Like the server-side EvaluateIsValid() method, the client-side TextBoxLengthValidatorIsValid() function returns True if the data being validated is valid, and False otherwise. In the AddAttributesToRender() method the client-side function to use and the parameter are specified (evaluationfunction is set to TextBoxLengthValidatorIsValid(); maximumlength is set to the value of the MaximumLength property). In the OnPreRender() method the necessary JavaScript is injected into the page. (For more information on injecting client-side script into a page from server-side code be sure to read my articles Working With Client-Side Script and Injecting Client-Side Script from an ASP.NET Server Control.)

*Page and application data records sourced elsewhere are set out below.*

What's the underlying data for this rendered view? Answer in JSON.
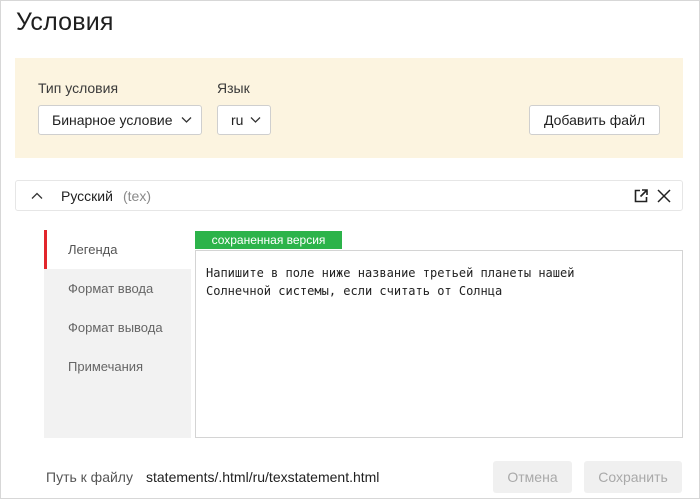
{
  "page": {
    "title": "Условия"
  },
  "settings": {
    "condition_type": {
      "label": "Тип условия",
      "value": "Бинарное условие"
    },
    "language": {
      "label": "Язык",
      "value": "ru"
    },
    "add_file_label": "Добавить файл"
  },
  "statement": {
    "language_name": "Русский",
    "format": "(tex)",
    "tabs": [
      {
        "label": "Легенда",
        "active": true
      },
      {
        "label": "Формат ввода",
        "active": false
      },
      {
        "label": "Формат вывода",
        "active": false
      },
      {
        "label": "Примечания",
        "active": false
      }
    ],
    "saved_badge": "сохраненная версия",
    "editor_text": "Напишите в поле ниже название третьей планеты нашей\nСолнечной системы, если считать от Солнца"
  },
  "footer": {
    "path_label": "Путь к файлу",
    "path_value": "statements/.html/ru/texstatement.html",
    "cancel_label": "Отмена",
    "save_label": "Сохранить"
  },
  "colors": {
    "panel_bg": "#fcf4e0",
    "active_tab_accent": "#e2262c",
    "saved_badge": "#2cb34a"
  },
  "icons": [
    "chevron-down-icon",
    "chevron-up-icon",
    "external-link-icon",
    "close-icon"
  ]
}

As with the ASP.NET validation controls, the TextBoxLengthValidator control renders client-side validation script only for Internet Explorer. This is because the BaseValidator control emits JavaScript that only works in IE (namely, it uses document.all). This will be fixed in ASP.NET 2.0, but for ASP.NET 1.x you'll need to essentially reinvent the wheel and create your own BaseValidator class. I discuss this at more length in my article Client-Side Validation in Downlevel Browsers.

Using the TextBoxLengthValidator Control on an ASP.NET Page

The download accompanying this article contains the complete source code for the TextBoxLengthValidator validation control, along with a precompiled assembly for ASP.NET 1.1. If you are using Visual Studio .NET 2003, first add the TextBoxLengthValidator control to the Toolbox (right-click on the Toolbox and choose to Add/Remove Items, browse to the TextBoxLengthValidator assembly and click OK); then you can simply drag and drop the TextBoxLengthValidator control onto your ASP.NET pages. If you are using Visual Studio .NET 2002 (i.e., ASP.NET 1.0), you'll need to compile the code first. Create a new Web Control Library project, add the .cs file, and build the solution. Repeat the instructions for VS.NET 2003 using this newly compiled assembly.

If you are not using Visual Studio .NET you'll need to manually add the assembly to the /bin directory of your Web application. On pages that you want to use the control, add the following @Register directive to the top of the page: <%@ Register TagPrefix="skm" Namespace="skmExtendedValidators" Assembly="skmExtendedValidators" %>. Then, wherever you want the control to be added, just use: <skm:TextBoxLengthValidator runat="server" ... />. To see a working example be sure to check out the live demo.

That, basically, sums up the control (and, therefore, the article!). You can download the complete code at the end of this article. Also, there's a live demo to try that demonstrates the TextBoxLengthValidator validation control in action.

Happy Programming!

  • By Scott Mitchell and Jisun Lee


  • Download the Complete Code (in ZIP format)

  • ASP.NET [1.x] [2.0] | ASPMessageboard.com | ASPFAQs.com | Advertise | Feedback | Author an Article